§ **EXERCISE BRIEF**
Please list all lines of the material below in which the string "date" occurs.
RECORDS SHOWN START
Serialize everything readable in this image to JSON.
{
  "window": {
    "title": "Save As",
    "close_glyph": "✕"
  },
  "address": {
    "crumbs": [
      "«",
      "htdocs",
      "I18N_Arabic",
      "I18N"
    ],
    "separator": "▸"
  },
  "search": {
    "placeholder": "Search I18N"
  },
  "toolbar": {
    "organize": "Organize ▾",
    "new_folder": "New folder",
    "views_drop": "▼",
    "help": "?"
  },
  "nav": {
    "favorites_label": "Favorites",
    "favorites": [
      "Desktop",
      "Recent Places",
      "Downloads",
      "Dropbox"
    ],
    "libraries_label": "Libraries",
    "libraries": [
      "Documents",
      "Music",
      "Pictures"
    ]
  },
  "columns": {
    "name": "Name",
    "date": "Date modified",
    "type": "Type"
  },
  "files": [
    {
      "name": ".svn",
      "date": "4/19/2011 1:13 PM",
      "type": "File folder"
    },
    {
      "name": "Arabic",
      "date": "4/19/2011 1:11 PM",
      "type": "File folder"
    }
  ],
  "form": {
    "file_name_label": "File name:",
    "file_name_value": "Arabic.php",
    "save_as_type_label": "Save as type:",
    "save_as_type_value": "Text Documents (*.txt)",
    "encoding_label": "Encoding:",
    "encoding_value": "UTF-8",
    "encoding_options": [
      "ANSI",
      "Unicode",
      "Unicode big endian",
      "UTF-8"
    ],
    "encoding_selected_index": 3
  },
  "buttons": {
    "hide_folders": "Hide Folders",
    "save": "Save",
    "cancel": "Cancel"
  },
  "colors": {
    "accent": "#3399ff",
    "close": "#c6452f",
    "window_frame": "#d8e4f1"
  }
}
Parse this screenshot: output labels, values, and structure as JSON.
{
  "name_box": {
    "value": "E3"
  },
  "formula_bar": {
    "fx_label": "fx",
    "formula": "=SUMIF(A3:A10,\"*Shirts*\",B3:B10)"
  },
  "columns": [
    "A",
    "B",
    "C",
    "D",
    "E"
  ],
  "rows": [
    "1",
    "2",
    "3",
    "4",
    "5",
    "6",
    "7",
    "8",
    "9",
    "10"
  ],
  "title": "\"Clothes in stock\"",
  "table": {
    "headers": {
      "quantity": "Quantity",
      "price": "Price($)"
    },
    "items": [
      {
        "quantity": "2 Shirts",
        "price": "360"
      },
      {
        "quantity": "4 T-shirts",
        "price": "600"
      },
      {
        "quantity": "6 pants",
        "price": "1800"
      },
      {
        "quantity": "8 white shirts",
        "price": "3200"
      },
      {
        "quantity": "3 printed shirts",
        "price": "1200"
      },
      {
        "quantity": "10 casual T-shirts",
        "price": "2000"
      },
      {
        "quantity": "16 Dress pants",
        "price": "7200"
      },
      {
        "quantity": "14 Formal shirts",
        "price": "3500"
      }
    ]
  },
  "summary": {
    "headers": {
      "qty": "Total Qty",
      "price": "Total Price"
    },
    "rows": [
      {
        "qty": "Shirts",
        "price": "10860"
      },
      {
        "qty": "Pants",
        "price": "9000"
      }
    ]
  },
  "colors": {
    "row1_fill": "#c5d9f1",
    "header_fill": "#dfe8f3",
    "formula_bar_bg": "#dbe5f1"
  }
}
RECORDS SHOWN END
§ **ANSWER TO THE EXERCISE**
    "date": "Date modified",
      "date": "4/19/2011 1:13 PM",
      "date": "4/19/2011 1:11 PM",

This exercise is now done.